AIM OF THE TASK: Aside from the pictures, the entries should be given again exactly.

(EXTRACTED MATERIAL Opens)

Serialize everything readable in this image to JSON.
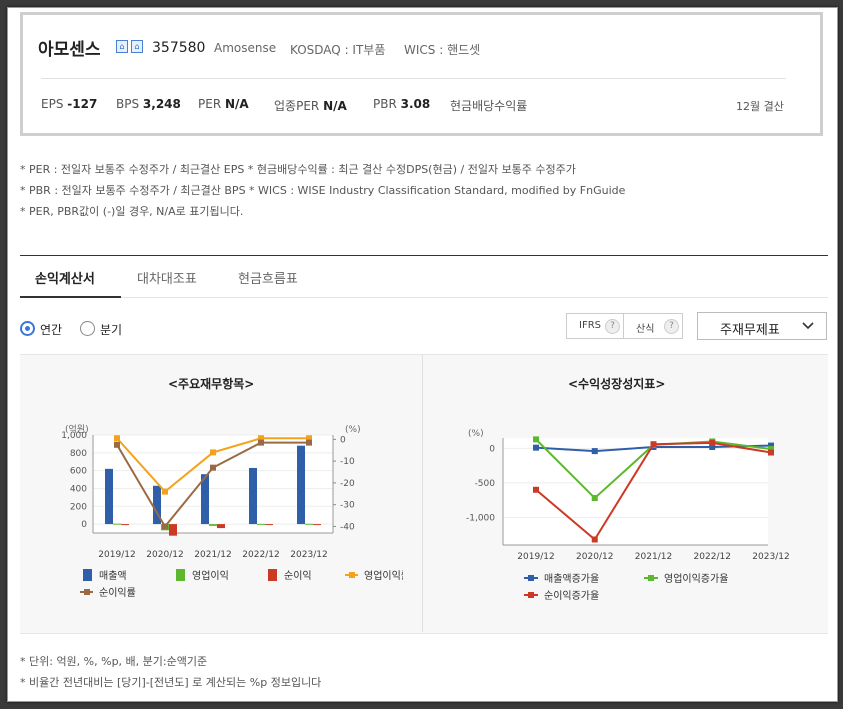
{
  "company": {
    "name": "아모센스",
    "code": "357580",
    "eng_name": "Amosense",
    "market": "KOSDAQ : IT부품",
    "wics": "WICS : 핸드셋"
  },
  "metrics": {
    "eps_label": "EPS",
    "eps_value": "-127",
    "bps_label": "BPS",
    "bps_value": "3,248",
    "per_label": "PER",
    "per_value": "N/A",
    "ind_per_label": "업종PER",
    "ind_per_value": "N/A",
    "pbr_label": "PBR",
    "pbr_value": "3.08",
    "div_label": "현금배당수익률",
    "settle": "12월 결산"
  },
  "notes": [
    "* PER : 전일자 보통주 수정주가 / 최근결산 EPS * 현금배당수익률 : 최근 결산 수정DPS(현금) / 전일자 보통주 수정주가",
    "* PBR : 전일자 보통주 수정주가 / 최근결산 BPS * WICS : WISE Industry Classification Standard, modified by FnGuide",
    "* PER, PBR값이 (-)일 경우, N/A로 표기됩니다."
  ],
  "tabs": [
    "손익계산서",
    "대차대조표",
    "현금흐름표"
  ],
  "period": {
    "annual": "연간",
    "quarter": "분기"
  },
  "controls": {
    "ifrs": "IFRS",
    "sansik": "산식",
    "q": "?",
    "select": "주재무제표"
  },
  "colors": {
    "sales": "#2e5fa8",
    "op": "#5cb82e",
    "net": "#cc3a25",
    "op_margin": "#f5a21b",
    "net_margin": "#9a6a44"
  },
  "chart_data": [
    {
      "type": "bar",
      "title": "<주요재무항목>",
      "unit_left": "(억원)",
      "unit_right": "(%)",
      "categories": [
        "2019/12",
        "2020/12",
        "2021/12",
        "2022/12",
        "2023/12"
      ],
      "ylim": [
        -100,
        1000
      ],
      "yticks": [
        "1,000",
        "800",
        "600",
        "400",
        "200",
        "0"
      ],
      "y2lim": [
        -43,
        2
      ],
      "y2ticks": [
        "0",
        "-10",
        "-20",
        "-30",
        "-40"
      ],
      "series": [
        {
          "name": "매출액",
          "kind": "bar",
          "values": [
            620,
            430,
            560,
            630,
            880
          ]
        },
        {
          "name": "영업이익",
          "kind": "bar",
          "values": [
            5,
            -70,
            -20,
            3,
            4
          ]
        },
        {
          "name": "순이익",
          "kind": "bar",
          "values": [
            -5,
            -130,
            -45,
            -3,
            -5
          ]
        },
        {
          "name": "영업이익률",
          "kind": "line",
          "axis": "right",
          "values": [
            0.5,
            -24,
            -6,
            0.5,
            0.5
          ]
        },
        {
          "name": "순이익률",
          "kind": "line",
          "axis": "right",
          "values": [
            -2.5,
            -40,
            -13,
            -1.5,
            -1.5
          ]
        }
      ]
    },
    {
      "type": "line",
      "title": "<수익성장성지표>",
      "unit_left": "(%)",
      "categories": [
        "2019/12",
        "2020/12",
        "2021/12",
        "2022/12",
        "2023/12"
      ],
      "ylim": [
        -1400,
        150
      ],
      "yticks": [
        "0",
        "-500",
        "-1,000"
      ],
      "series": [
        {
          "name": "매출액증가율",
          "values": [
            10,
            -40,
            20,
            20,
            40
          ]
        },
        {
          "name": "영업이익증가율",
          "values": [
            130,
            -720,
            50,
            100,
            -10
          ]
        },
        {
          "name": "순이익증가율",
          "values": [
            -600,
            -1320,
            60,
            80,
            -60
          ]
        }
      ]
    }
  ],
  "footnotes": [
    "* 단위: 억원, %, %p, 배, 분기:순액기준",
    "* 비율간 전년대비는 [당기]-[전년도] 로 계산되는 %p 정보입니다"
  ]
}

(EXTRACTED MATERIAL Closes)

EXERCISE OUTPUT:
Serialize everything readable in this image to JSON.
{
  "company": {
    "name": "아모센스",
    "code": "357580",
    "eng_name": "Amosense",
    "market": "KOSDAQ : IT부품",
    "wics": "WICS : 핸드셋"
  },
  "metrics": {
    "eps_label": "EPS",
    "eps_value": "-127",
    "bps_label": "BPS",
    "bps_value": "3,248",
    "per_label": "PER",
    "per_value": "N/A",
    "ind_per_label": "업종PER",
    "ind_per_value": "N/A",
    "pbr_label": "PBR",
    "pbr_value": "3.08",
    "div_label": "현금배당수익률",
    "settle": "12월 결산"
  },
  "notes": [
    "* PER : 전일자 보통주 수정주가 / 최근결산 EPS * 현금배당수익률 : 최근 결산 수정DPS(현금) / 전일자 보통주 수정주가",
    "* PBR : 전일자 보통주 수정주가 / 최근결산 BPS * WICS : WISE Industry Classification Standard, modified by FnGuide",
    "* PER, PBR값이 (-)일 경우, N/A로 표기됩니다."
  ],
  "tabs": [
    "손익계산서",
    "대차대조표",
    "현금흐름표"
  ],
  "period": {
    "annual": "연간",
    "quarter": "분기"
  },
  "controls": {
    "ifrs": "IFRS",
    "sansik": "산식",
    "q": "?",
    "select": "주재무제표"
  },
  "colors": {
    "sales": "#2e5fa8",
    "op": "#5cb82e",
    "net": "#cc3a25",
    "op_margin": "#f5a21b",
    "net_margin": "#9a6a44"
  },
  "chart_data": [
    {
      "type": "bar",
      "title": "<주요재무항목>",
      "unit_left": "(억원)",
      "unit_right": "(%)",
      "categories": [
        "2019/12",
        "2020/12",
        "2021/12",
        "2022/12",
        "2023/12"
      ],
      "ylim": [
        -100,
        1000
      ],
      "yticks": [
        "1,000",
        "800",
        "600",
        "400",
        "200",
        "0"
      ],
      "y2lim": [
        -43,
        2
      ],
      "y2ticks": [
        "0",
        "-10",
        "-20",
        "-30",
        "-40"
      ],
      "series": [
        {
          "name": "매출액",
          "kind": "bar",
          "values": [
            620,
            430,
            560,
            630,
            880
          ]
        },
        {
          "name": "영업이익",
          "kind": "bar",
          "values": [
            5,
            -70,
            -20,
            3,
            4
          ]
        },
        {
          "name": "순이익",
          "kind": "bar",
          "values": [
            -5,
            -130,
            -45,
            -3,
            -5
          ]
        },
        {
          "name": "영업이익률",
          "kind": "line",
          "axis": "right",
          "values": [
            0.5,
            -24,
            -6,
            0.5,
            0.5
          ]
        },
        {
          "name": "순이익률",
          "kind": "line",
          "axis": "right",
          "values": [
            -2.5,
            -40,
            -13,
            -1.5,
            -1.5
          ]
        }
      ]
    },
    {
      "type": "line",
      "title": "<수익성장성지표>",
      "unit_left": "(%)",
      "categories": [
        "2019/12",
        "2020/12",
        "2021/12",
        "2022/12",
        "2023/12"
      ],
      "ylim": [
        -1400,
        150
      ],
      "yticks": [
        "0",
        "-500",
        "-1,000"
      ],
      "series": [
        {
          "name": "매출액증가율",
          "values": [
            10,
            -40,
            20,
            20,
            40
          ]
        },
        {
          "name": "영업이익증가율",
          "values": [
            130,
            -720,
            50,
            100,
            -10
          ]
        },
        {
          "name": "순이익증가율",
          "values": [
            -600,
            -1320,
            60,
            80,
            -60
          ]
        }
      ]
    }
  ],
  "footnotes": [
    "* 단위: 억원, %, %p, 배, 분기:순액기준",
    "* 비율간 전년대비는 [당기]-[전년도] 로 계산되는 %p 정보입니다"
  ]
}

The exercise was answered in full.